There are many things to keep me occupied: museums, temples, Fuji-sama, and the hot springs! But most of all, and this comes from a die-hard Montreal city girl who has spent way to much money on boots in her lifetime, the fact that in Shizuoka it does not snow.

On that fact alone, I may never come home.

So for any future JETs, this may be a place for you to consider. Just be sure that you list the things you like to do on your own. I love going to museums so it was/is important for me to be relativly close to a place where I can revisit often.

In other news, I got another special email this evening. Ash from Toronto sent me a long letter which I hope will be the beginning of a long two month correspondence leading up to D-Day. We met through a mutual aquaintance known as "Favourite Author" who was kind enough to connect us.

Considering the support system is pretty much non-existance, it is nice to be able to make friends with the people who will be having similar experiances as yourself but just scattered accross the country. Today, I spent the afternoon with C practicing Japanese and talking about shoe shopping. Also, I am hoping that we are allowed to pick the other two girls we can share rooms with while at Tokyo Orientation.

Oh god! I am actually going to be in Tokyo. Domo arigato, Mr Robato!


  1. Lucky giant girl, I can feel your excitement!

    I'm about 50 pages into The Brothers Karamazov.

  2. Hey! I'm one of your sempais & found the link to your blog from your FB profile.

    You may already know most of this by now, but if not I figured you'd appreciate some extra info:

    As a prefectural ALT in Shiz, you will be stationed at one base high school & unless you have a night school (for anyone from working adults to working hs-age ex-dropouts) or a special needs school, that will be your only school. You don't do elementary visits at all, & unless your HS is a combined JHS/SHS, you won't see junior high schoolers on work time, either.

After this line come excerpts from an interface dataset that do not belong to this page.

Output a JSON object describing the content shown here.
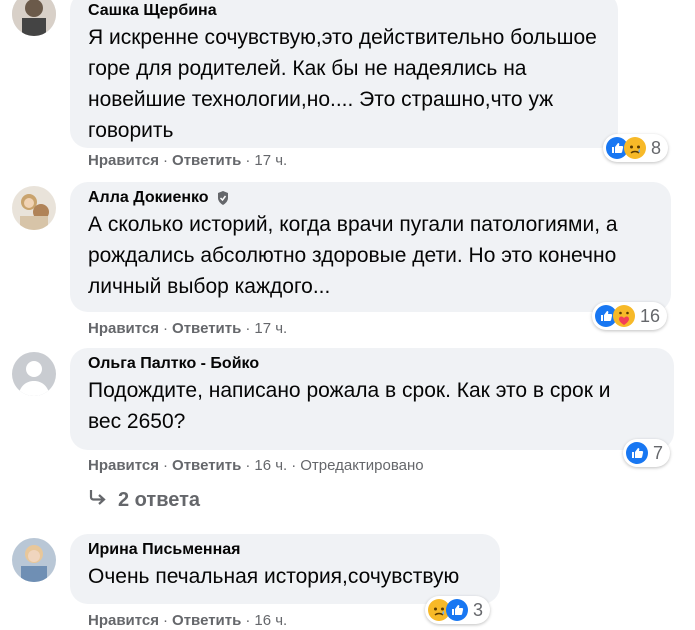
{
  "comments": [
    {
      "author": "Сашка Щербина",
      "lines": [
        "Я искренне сочувствую,это действительно большое",
        "горе для родителей. Как бы не надеялись на",
        "новейшие технологии,но.... Это страшно,что уж",
        "говорить"
      ],
      "like": "Нравится",
      "reply": "Ответить",
      "time": "17 ч.",
      "reaction_count": "8",
      "reactions": [
        "like",
        "sad"
      ]
    },
    {
      "author": "Алла Докиенко",
      "lines": [
        "А сколько историй, когда врачи пугали патологиями, а",
        "рождались абсолютно здоровые дети. Но это конечно",
        "личный выбор каждого..."
      ],
      "like": "Нравится",
      "reply": "Ответить",
      "time": "17 ч.",
      "reaction_count": "16",
      "reactions": [
        "like",
        "care"
      ]
    },
    {
      "author": "Ольга Палтко - Бойко",
      "lines": [
        "Подождите, написано рожала в срок. Как это в срок и",
        "вес 2650?"
      ],
      "like": "Нравится",
      "reply": "Ответить",
      "time": "16 ч.",
      "edited": "Отредактировано",
      "reaction_count": "7",
      "reactions": [
        "like"
      ]
    },
    {
      "author": "Ирина Письменная",
      "lines": [
        "Очень печальная история,сочувствую"
      ],
      "like": "Нравится",
      "reply": "Ответить",
      "time": "16 ч.",
      "reaction_count": "3",
      "reactions": [
        "sad",
        "like"
      ]
    }
  ],
  "replies_link": "2 ответа",
  "colors": {
    "bubble": "#f0f2f5",
    "meta": "#65676b",
    "like_blue": "#1877f2",
    "sad_yellow": "#f7b928"
  },
  "icons": [
    "like-icon",
    "sad-icon",
    "care-icon",
    "reply-arrow-icon",
    "default-avatar-icon",
    "verified-badge-icon"
  ]
}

    When I discovered this I was thrilled -- I'd be working with high schoolers! Who have been learning English since at least JHS, or in some cases elementary school! I'd be able to communicate with them in English! (Never mind that I can hold my own in a Japanese conversation; I'm here to get these kids thinking in a foreign language, right?) Yeah, well, my kids are really low-level. "How are you?" "How are you?" "No, how are YOU?" "How are YOU?" "How are YOUUUU?? (with pointing)" "Oh! I'mfinethankyouandyou?" The difference between low-level schools & high-levs is amazing. I know some people who really just do vocab games all day; some who assign essays.

    You don't get to choose your roomies for TO; you'll be randomly placed with people from your departure point. Most people have a 3-person room & some lucky ones get a 2-person room. Don't worry; if you don't like them you won't see them very much anyway. You don't spend much time in your room other than sleeping.

  3. Smiles - THANK YOU!

    I had small ideas from the General Handbook but nothing specific. I knew about the different levels which is exciting. I still think though the type of skills a teacher needs to teach older children in general are quite different from younger. Hence, why I think am better suited for older students.

    god - it REALLY sucks that I can't choose my roomies for TO. It may sound picky but I want to be able to trust the people with whom I am sharing a room with... I don't want to lug my backpack around. (I have had some bad experiences with being too trusting in this department). But it is a good idea to force us to bond with others in our prefecture.

    Again! Thank you and any other info you send my way is more than welcome.